::: The data :::
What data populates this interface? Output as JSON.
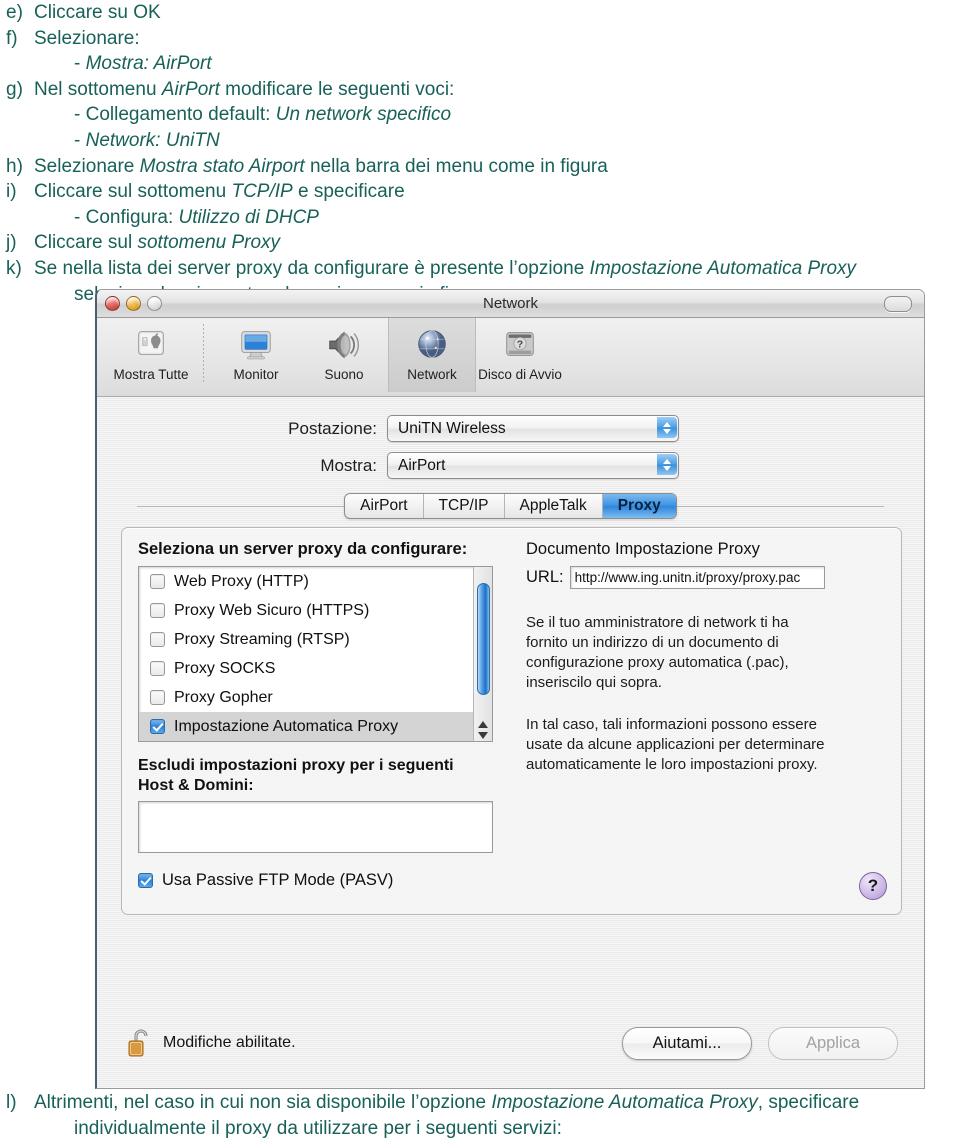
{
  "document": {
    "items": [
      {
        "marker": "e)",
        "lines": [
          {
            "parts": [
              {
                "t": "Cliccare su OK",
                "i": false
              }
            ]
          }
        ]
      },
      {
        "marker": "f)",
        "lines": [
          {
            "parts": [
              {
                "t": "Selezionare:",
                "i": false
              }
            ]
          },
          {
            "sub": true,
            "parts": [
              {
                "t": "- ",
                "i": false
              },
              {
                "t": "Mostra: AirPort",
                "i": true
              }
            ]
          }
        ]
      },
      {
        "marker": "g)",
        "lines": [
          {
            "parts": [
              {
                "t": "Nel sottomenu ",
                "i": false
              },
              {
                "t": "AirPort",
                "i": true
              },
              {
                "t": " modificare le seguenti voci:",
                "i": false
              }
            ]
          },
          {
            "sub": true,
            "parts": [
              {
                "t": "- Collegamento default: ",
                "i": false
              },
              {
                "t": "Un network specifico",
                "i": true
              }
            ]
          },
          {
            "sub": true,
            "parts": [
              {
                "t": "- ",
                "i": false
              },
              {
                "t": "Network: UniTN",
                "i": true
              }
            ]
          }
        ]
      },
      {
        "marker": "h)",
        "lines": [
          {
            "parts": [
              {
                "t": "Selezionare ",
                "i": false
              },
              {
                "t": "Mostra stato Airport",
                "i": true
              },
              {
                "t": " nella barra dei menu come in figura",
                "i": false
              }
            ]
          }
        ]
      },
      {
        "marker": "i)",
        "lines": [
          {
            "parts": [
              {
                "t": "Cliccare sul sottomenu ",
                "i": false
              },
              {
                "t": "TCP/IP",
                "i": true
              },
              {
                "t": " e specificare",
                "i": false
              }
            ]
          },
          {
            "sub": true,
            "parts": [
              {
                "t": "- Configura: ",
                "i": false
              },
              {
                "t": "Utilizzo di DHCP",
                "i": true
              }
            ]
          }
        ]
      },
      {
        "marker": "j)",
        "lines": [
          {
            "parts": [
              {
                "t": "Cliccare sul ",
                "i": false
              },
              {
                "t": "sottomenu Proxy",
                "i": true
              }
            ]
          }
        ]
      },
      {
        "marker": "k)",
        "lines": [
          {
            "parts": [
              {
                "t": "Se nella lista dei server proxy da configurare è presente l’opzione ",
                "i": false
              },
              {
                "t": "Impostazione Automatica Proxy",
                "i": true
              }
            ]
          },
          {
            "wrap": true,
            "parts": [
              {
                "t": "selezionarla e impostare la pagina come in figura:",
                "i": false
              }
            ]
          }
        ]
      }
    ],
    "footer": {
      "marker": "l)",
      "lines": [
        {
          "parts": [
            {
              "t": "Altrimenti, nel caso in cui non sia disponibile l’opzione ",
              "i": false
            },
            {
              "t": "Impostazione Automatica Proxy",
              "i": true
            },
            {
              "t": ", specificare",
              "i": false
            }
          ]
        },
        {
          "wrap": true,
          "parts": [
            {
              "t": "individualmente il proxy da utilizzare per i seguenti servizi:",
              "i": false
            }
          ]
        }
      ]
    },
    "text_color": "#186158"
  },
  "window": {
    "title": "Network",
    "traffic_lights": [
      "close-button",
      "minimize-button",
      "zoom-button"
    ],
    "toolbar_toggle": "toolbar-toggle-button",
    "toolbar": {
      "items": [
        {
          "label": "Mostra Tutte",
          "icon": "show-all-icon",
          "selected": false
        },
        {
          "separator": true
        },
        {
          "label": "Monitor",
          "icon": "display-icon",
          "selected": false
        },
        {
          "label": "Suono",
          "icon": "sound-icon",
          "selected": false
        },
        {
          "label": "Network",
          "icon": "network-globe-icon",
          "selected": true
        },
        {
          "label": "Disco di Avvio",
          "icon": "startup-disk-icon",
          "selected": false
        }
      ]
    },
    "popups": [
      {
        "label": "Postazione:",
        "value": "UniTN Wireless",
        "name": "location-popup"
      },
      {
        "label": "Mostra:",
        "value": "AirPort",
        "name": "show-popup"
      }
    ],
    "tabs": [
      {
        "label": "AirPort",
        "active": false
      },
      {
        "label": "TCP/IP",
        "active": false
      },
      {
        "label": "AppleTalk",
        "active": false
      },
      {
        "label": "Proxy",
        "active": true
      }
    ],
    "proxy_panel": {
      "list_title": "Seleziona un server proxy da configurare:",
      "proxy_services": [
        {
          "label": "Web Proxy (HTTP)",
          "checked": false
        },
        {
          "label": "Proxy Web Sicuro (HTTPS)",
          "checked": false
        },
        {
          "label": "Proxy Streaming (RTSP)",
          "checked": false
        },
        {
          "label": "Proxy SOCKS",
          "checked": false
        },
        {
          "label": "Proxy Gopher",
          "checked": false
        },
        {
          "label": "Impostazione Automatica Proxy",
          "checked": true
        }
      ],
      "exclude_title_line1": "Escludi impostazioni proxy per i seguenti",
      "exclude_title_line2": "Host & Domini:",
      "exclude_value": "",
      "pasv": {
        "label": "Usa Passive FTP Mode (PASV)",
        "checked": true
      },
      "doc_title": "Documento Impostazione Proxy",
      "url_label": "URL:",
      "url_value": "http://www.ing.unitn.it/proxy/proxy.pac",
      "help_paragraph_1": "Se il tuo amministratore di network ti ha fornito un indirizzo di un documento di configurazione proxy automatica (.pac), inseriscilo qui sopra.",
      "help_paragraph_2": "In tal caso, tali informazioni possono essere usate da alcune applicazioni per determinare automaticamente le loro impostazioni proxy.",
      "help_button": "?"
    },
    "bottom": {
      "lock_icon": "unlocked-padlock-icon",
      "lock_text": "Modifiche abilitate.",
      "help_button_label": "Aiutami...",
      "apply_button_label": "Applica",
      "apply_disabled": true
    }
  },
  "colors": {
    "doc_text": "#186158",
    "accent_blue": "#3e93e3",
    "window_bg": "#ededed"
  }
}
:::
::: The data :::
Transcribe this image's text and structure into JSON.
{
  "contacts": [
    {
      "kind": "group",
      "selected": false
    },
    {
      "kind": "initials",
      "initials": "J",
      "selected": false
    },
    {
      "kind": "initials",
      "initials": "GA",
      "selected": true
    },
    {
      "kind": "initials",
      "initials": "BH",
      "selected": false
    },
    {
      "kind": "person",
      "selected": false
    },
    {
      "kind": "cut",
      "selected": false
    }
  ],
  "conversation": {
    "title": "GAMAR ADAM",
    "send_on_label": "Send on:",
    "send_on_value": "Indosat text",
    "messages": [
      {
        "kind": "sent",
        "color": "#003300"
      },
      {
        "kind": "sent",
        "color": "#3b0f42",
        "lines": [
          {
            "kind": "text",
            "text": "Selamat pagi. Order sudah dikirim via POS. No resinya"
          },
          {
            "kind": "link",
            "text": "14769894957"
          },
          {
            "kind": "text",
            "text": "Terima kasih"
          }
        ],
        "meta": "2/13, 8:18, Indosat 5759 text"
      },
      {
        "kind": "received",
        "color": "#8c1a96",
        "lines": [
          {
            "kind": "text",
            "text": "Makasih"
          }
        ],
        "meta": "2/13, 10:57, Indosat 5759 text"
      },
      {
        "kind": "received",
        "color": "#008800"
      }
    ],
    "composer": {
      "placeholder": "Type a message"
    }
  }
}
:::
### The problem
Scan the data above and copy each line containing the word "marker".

### Answer box
        "marker": "e)",
        "marker": "f)",
        "marker": "g)",
        "marker": "h)",
        "marker": "i)",
        "marker": "j)",
        "marker": "k)",
      "marker": "l)",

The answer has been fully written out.